| Task description |
Take every line from the data that has the word "komunālā" in it.
═══ Supplied entries
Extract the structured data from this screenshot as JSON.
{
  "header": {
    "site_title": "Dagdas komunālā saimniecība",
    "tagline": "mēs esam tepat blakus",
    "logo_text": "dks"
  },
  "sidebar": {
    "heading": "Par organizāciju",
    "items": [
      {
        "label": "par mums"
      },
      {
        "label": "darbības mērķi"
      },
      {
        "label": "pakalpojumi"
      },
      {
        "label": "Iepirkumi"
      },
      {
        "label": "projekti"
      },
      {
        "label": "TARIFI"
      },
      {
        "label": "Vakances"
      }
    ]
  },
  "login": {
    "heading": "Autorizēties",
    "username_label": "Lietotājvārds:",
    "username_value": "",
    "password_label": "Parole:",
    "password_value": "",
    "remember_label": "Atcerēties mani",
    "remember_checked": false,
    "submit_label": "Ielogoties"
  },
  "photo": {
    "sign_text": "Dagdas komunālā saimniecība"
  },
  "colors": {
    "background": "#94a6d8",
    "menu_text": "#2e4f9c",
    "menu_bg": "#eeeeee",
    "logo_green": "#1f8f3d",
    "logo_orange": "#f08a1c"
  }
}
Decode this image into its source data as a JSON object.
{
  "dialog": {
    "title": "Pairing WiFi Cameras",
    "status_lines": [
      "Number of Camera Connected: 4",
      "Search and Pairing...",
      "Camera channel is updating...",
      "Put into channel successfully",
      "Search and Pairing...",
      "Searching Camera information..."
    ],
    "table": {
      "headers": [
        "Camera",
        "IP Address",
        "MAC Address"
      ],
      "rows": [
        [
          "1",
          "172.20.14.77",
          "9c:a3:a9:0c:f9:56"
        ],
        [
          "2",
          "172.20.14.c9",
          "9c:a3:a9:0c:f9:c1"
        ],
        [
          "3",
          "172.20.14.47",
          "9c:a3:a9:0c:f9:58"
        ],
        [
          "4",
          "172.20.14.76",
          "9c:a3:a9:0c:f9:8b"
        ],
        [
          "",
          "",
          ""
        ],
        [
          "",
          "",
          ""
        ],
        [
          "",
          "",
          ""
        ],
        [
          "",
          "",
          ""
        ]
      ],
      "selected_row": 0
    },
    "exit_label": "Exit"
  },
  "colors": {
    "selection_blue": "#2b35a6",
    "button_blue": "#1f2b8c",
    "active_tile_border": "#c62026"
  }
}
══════
| Result |
    "site_title": "Dagdas komunālā saimniecība",
    "sign_text": "Dagdas komunālā saimniecība"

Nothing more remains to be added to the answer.